_Given data_:
* * *

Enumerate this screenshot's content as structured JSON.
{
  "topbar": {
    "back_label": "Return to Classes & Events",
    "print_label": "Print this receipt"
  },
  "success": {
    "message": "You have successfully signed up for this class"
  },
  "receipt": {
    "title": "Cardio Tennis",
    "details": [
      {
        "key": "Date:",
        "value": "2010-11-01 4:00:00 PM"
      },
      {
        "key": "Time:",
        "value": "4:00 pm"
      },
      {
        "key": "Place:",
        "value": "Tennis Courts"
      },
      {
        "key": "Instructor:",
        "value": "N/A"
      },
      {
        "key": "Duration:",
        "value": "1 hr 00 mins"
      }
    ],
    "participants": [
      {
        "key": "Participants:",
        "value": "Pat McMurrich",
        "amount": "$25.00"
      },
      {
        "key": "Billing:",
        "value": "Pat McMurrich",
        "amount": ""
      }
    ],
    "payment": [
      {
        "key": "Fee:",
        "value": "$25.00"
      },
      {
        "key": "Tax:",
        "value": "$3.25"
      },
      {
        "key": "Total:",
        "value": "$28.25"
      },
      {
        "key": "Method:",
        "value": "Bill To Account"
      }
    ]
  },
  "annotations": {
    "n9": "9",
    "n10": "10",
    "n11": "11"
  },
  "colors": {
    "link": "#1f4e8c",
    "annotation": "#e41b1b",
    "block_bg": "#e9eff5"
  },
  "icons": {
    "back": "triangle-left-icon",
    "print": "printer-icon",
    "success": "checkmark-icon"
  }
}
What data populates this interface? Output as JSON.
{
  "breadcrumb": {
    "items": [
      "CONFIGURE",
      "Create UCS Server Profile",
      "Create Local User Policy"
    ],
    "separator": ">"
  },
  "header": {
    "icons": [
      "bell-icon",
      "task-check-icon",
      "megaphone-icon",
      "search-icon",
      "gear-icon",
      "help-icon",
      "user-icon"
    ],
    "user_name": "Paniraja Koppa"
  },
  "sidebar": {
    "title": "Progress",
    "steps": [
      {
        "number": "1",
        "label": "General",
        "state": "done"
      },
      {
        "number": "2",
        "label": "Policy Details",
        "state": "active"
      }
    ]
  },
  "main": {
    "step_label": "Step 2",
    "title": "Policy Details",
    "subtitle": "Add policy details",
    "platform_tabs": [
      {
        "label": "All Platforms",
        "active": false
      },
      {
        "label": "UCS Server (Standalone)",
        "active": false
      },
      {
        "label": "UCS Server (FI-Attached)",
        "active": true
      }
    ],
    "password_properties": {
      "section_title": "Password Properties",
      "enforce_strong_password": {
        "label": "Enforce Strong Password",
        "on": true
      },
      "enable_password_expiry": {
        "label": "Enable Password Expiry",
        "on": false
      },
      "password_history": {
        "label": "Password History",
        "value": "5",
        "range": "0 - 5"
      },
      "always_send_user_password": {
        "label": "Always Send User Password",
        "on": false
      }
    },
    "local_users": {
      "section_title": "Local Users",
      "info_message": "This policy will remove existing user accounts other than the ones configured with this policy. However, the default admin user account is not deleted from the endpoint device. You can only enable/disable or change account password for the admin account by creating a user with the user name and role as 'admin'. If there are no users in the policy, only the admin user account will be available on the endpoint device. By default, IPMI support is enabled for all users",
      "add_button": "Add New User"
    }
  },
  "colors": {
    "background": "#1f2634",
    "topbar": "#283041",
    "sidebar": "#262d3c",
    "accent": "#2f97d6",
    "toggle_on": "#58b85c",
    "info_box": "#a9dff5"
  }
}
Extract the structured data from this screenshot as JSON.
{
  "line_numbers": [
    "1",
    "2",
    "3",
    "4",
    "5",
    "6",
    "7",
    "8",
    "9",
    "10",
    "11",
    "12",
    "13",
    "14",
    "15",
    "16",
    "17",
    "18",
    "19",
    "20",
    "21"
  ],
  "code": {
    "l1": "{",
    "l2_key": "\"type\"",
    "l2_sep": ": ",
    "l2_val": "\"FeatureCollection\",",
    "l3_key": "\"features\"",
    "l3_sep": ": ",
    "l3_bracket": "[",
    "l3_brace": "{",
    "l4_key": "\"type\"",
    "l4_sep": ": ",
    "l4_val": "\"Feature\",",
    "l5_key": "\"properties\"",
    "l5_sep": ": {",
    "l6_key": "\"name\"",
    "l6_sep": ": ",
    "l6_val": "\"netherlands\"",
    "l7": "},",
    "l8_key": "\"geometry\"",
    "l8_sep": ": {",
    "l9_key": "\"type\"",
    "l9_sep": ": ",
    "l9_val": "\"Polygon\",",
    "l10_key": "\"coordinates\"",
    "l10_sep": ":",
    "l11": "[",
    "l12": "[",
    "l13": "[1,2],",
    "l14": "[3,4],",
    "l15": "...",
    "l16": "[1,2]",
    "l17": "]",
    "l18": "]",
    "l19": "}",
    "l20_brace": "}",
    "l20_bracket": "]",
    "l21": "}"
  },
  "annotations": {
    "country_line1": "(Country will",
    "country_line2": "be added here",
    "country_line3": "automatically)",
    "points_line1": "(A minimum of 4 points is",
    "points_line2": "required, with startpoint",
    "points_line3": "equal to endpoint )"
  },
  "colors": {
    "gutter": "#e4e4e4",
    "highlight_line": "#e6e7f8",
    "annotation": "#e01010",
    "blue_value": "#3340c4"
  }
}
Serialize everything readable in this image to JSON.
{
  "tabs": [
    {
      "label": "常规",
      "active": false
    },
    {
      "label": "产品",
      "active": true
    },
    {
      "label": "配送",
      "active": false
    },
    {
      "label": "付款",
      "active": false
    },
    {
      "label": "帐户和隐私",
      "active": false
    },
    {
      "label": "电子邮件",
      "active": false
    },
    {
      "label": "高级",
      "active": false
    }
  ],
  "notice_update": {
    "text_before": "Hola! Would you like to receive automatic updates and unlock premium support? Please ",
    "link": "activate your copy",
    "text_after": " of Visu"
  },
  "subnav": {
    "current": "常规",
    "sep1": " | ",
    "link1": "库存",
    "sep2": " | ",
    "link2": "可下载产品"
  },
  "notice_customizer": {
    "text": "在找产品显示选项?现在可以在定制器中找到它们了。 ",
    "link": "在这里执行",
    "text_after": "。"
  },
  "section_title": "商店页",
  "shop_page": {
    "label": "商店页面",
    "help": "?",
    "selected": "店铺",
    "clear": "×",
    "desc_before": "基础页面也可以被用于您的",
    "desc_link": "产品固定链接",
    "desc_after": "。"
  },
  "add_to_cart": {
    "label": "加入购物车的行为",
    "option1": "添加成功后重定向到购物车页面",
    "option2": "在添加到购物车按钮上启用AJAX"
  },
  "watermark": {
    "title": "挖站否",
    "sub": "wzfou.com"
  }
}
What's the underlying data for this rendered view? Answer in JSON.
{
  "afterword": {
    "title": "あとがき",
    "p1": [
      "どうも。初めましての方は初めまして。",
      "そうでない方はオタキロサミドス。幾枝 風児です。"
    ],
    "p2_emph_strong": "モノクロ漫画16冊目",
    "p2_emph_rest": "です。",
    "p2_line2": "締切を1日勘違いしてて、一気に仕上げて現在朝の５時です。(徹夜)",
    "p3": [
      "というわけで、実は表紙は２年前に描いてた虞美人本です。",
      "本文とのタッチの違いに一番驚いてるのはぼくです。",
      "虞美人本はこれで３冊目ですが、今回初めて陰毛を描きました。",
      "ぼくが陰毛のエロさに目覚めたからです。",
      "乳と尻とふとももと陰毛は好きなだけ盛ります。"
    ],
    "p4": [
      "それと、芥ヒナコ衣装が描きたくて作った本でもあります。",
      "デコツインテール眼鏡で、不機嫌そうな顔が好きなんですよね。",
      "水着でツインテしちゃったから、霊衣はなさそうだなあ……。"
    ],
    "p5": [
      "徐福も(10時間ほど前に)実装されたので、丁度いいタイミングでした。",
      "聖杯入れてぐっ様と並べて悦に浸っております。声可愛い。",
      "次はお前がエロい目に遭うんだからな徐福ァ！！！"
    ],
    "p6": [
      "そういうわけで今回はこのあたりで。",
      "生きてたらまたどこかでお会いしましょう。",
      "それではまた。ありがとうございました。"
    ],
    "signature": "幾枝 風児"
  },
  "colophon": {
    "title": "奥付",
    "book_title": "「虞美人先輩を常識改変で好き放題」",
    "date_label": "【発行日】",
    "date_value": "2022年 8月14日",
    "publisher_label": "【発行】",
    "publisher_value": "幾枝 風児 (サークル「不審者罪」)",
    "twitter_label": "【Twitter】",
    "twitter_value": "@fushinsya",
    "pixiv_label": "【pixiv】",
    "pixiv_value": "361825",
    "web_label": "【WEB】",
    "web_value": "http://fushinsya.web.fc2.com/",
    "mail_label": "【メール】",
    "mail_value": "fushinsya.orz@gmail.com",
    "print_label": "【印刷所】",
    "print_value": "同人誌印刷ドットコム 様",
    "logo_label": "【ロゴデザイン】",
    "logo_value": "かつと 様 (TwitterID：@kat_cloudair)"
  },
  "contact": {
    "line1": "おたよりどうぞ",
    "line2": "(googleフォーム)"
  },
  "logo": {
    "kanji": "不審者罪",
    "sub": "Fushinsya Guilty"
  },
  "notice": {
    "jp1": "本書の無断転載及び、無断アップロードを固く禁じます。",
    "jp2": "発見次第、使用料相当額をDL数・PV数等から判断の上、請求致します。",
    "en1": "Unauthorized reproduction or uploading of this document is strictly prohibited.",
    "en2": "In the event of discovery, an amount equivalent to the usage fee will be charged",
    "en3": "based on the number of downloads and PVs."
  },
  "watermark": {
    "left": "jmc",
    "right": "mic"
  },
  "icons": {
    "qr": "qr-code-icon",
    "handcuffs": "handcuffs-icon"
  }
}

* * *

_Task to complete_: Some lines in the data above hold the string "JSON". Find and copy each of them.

_Exercise result_:
Enumerate this screenshot's content as structured JSON.
What data populates this interface? Output as JSON.
Extract the structured data from this screenshot as JSON.
Serialize everything readable in this image to JSON.
What's the underlying data for this rendered view? Answer in JSON.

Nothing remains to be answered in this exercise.